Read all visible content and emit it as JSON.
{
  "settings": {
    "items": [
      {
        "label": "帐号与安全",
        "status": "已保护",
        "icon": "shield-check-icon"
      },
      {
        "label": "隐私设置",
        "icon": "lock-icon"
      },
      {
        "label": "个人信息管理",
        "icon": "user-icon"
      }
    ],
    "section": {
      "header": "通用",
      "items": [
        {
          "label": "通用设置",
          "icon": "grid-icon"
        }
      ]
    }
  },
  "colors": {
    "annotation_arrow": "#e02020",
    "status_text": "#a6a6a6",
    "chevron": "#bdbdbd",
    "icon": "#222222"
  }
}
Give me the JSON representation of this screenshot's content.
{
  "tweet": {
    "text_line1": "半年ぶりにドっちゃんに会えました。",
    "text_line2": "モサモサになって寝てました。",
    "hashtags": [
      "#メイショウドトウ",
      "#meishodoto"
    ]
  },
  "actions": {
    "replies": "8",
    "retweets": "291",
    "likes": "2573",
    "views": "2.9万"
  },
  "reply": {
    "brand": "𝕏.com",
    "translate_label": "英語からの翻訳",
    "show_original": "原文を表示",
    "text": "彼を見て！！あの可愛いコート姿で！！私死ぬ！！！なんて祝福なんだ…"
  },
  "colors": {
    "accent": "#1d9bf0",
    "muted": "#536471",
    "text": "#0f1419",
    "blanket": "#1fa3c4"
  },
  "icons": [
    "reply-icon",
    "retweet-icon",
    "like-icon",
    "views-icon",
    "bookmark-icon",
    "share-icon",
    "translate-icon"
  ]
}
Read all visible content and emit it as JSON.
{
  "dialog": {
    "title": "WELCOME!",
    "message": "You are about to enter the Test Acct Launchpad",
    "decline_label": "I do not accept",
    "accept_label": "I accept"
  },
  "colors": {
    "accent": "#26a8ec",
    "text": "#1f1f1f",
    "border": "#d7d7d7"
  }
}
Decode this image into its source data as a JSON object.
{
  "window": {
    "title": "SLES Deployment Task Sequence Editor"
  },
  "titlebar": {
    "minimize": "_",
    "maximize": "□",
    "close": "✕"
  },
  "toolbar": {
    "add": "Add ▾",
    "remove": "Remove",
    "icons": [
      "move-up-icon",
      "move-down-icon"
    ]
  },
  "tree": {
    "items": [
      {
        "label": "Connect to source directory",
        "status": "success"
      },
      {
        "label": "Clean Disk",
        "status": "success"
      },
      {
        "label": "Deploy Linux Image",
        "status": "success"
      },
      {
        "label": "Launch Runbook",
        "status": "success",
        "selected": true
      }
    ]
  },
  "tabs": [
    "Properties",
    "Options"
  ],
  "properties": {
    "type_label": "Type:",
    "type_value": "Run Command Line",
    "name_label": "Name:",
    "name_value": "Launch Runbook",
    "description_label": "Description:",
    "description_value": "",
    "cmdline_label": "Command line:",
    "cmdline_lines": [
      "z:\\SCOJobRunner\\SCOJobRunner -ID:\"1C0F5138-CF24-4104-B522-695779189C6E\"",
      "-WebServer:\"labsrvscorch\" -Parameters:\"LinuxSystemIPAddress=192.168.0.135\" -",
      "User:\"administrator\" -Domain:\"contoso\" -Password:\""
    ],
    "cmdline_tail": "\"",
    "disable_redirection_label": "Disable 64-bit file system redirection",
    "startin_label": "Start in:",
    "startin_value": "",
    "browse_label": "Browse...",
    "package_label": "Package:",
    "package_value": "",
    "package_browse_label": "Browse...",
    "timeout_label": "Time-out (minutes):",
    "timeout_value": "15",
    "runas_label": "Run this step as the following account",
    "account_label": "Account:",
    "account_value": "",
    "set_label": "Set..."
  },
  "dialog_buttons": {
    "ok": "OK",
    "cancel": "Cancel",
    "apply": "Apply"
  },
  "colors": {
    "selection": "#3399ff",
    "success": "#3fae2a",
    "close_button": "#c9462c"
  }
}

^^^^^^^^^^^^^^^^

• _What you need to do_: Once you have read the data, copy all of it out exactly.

• _Solved exercise_:
Read all visible content and emit it as JSON.
{
  "settings": {
    "items": [
      {
        "label": "帐号与安全",
        "status": "已保护",
        "icon": "shield-check-icon"
      },
      {
        "label": "隐私设置",
        "icon": "lock-icon"
      },
      {
        "label": "个人信息管理",
        "icon": "user-icon"
      }
    ],
    "section": {
      "header": "通用",
      "items": [
        {
          "label": "通用设置",
          "icon": "grid-icon"
        }
      ]
    }
  },
  "colors": {
    "annotation_arrow": "#e02020",
    "status_text": "#a6a6a6",
    "chevron": "#bdbdbd",
    "icon": "#222222"
  }
}
Give me the JSON representation of this screenshot's content.
{
  "tweet": {
    "text_line1": "半年ぶりにドっちゃんに会えました。",
    "text_line2": "モサモサになって寝てました。",
    "hashtags": [
      "#メイショウドトウ",
      "#meishodoto"
    ]
  },
  "actions": {
    "replies": "8",
    "retweets": "291",
    "likes": "2573",
    "views": "2.9万"
  },
  "reply": {
    "brand": "𝕏.com",
    "translate_label": "英語からの翻訳",
    "show_original": "原文を表示",
    "text": "彼を見て！！あの可愛いコート姿で！！私死ぬ！！！なんて祝福なんだ…"
  },
  "colors": {
    "accent": "#1d9bf0",
    "muted": "#536471",
    "text": "#0f1419",
    "blanket": "#1fa3c4"
  },
  "icons": [
    "reply-icon",
    "retweet-icon",
    "like-icon",
    "views-icon",
    "bookmark-icon",
    "share-icon",
    "translate-icon"
  ]
}
Read all visible content and emit it as JSON.
{
  "dialog": {
    "title": "WELCOME!",
    "message": "You are about to enter the Test Acct Launchpad",
    "decline_label": "I do not accept",
    "accept_label": "I accept"
  },
  "colors": {
    "accent": "#26a8ec",
    "text": "#1f1f1f",
    "border": "#d7d7d7"
  }
}
Decode this image into its source data as a JSON object.
{
  "window": {
    "title": "SLES Deployment Task Sequence Editor"
  },
  "titlebar": {
    "minimize": "_",
    "maximize": "□",
    "close": "✕"
  },
  "toolbar": {
    "add": "Add ▾",
    "remove": "Remove",
    "icons": [
      "move-up-icon",
      "move-down-icon"
    ]
  },
  "tree": {
    "items": [
      {
        "label": "Connect to source directory",
        "status": "success"
      },
      {
        "label": "Clean Disk",
        "status": "success"
      },
      {
        "label": "Deploy Linux Image",
        "status": "success"
      },
      {
        "label": "Launch Runbook",
        "status": "success",
        "selected": true
      }
    ]
  },
  "tabs": [
    "Properties",
    "Options"
  ],
  "properties": {
    "type_label": "Type:",
    "type_value": "Run Command Line",
    "name_label": "Name:",
    "name_value": "Launch Runbook",
    "description_label": "Description:",
    "description_value": "",
    "cmdline_label": "Command line:",
    "cmdline_lines": [
      "z:\\SCOJobRunner\\SCOJobRunner -ID:\"1C0F5138-CF24-4104-B522-695779189C6E\"",
      "-WebServer:\"labsrvscorch\" -Parameters:\"LinuxSystemIPAddress=192.168.0.135\" -",
      "User:\"administrator\" -Domain:\"contoso\" -Password:\""
    ],
    "cmdline_tail": "\"",
    "disable_redirection_label": "Disable 64-bit file system redirection",
    "startin_label": "Start in:",
    "startin_value": "",
    "browse_label": "Browse...",
    "package_label": "Package:",
    "package_value": "",
    "package_browse_label": "Browse...",
    "timeout_label": "Time-out (minutes):",
    "timeout_value": "15",
    "runas_label": "Run this step as the following account",
    "account_label": "Account:",
    "account_value": "",
    "set_label": "Set..."
  },
  "dialog_buttons": {
    "ok": "OK",
    "cancel": "Cancel",
    "apply": "Apply"
  },
  "colors": {
    "selection": "#3399ff",
    "success": "#3fae2a",
    "close_button": "#c9462c"
  }
}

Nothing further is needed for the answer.